In recent years Malcolm Taylor, the Librarian of the English Folk Dance and Song Society, has been awarded an OBE, the EFDSS Gold Badge, and a Radio 2 Folk Award; while the library itself has achieved MLA Designated status, recognising the library’s national and international importance. All of these awards are entirely deserved. Malcolm is a thoroughly good egg, and in his time at the Vaughan Williams Memorial Library he has both raised its profile and dramatically extended the range of services it offers – and this is set to be taken even further with the Full English project now underway.
In the 1980s, when the Society as a whole was pretty moribund, and members only seemed to have energy for bitter internecine disputes over where the HQ should be based, Malcolm just quietly got on with things: doing his best to ensure the library’s resources were secure, organising library lectures, and masterminding a series of excellent cassettes featuring field recordings which had never before been available to the world at large.
One of these cassettes was Early in the Month of Spring, which featured recordings made by Jim Carroll and Pat Mackenzie of Irish Travellers in England – recordings which had often been made in the most unlikely places (well, for those who think of folk songs as existing only in an idyllic rustic setting) such as underneath a flyover on the Westway.

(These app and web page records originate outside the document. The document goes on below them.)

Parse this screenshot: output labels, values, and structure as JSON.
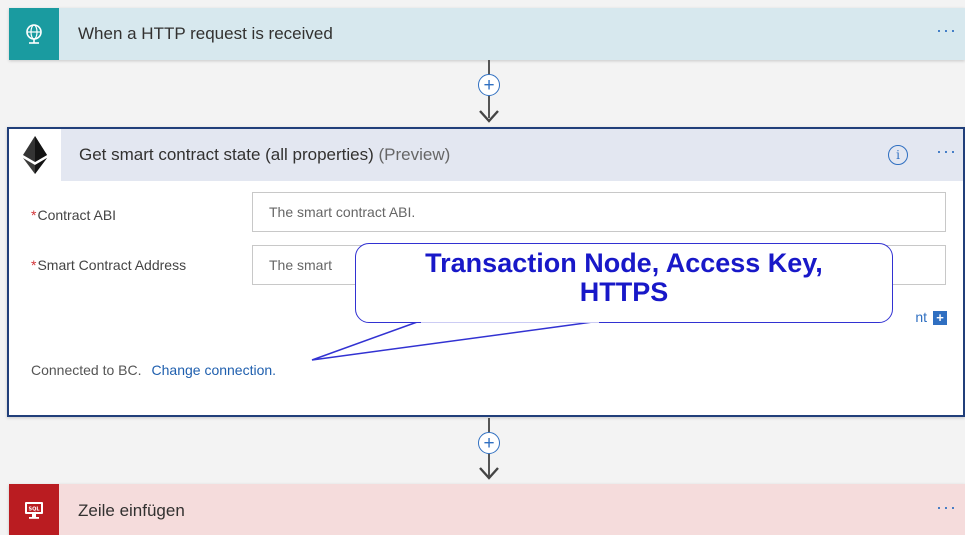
{
  "trigger": {
    "title": "When a HTTP request is received",
    "icon": "globe-request-icon",
    "color": "#1a9ba0",
    "more_label": "···"
  },
  "action": {
    "icon": "ethereum-icon",
    "title": "Get smart contract state (all properties)",
    "preview": "(Preview)",
    "info_label": "i",
    "more_label": "···",
    "fields": {
      "contract_abi": {
        "required_mark": "*",
        "label": "Contract ABI",
        "placeholder": "The smart contract ABI."
      },
      "smart_contract_address": {
        "required_mark": "*",
        "label": "Smart Contract Address",
        "placeholder": "The smart"
      }
    },
    "add_param_label": "nt",
    "add_param_icon": "+",
    "connection_text": "Connected to BC.",
    "change_connection_label": "Change connection."
  },
  "connectors": {
    "plus_label": "+"
  },
  "sql_step": {
    "title": "Zeile einfügen",
    "icon": "sql-server-icon",
    "color": "#ba1c21",
    "more_label": "···"
  },
  "callout": {
    "line1": "Transaction Node, Access Key,",
    "line2": "HTTPS"
  }
}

The cassette was full of great performances of great songs, sung by singers who were clearly great characters. Fortunately, since cassette tapes were never the most wonderful or long-lasting medium, the songs from Early in the Month of Spring have now been made available on a Musical Traditions CD From Puck to Appleby (MTCD325-6)
This one came from Mikeen McCarthy, originally from Cahirciveen, Co Kerry, but who had lived in England for most of his life. Mikeen was introduced by Jim and Pat to the London folk club scene, and I was lucky enough to see him singing at at least one National Folk Music Festival at Sutton Bonington. An obituary for Mikeen appeared in the 2006 Folk Music Journal, and this is available online.
Early in the month of Spring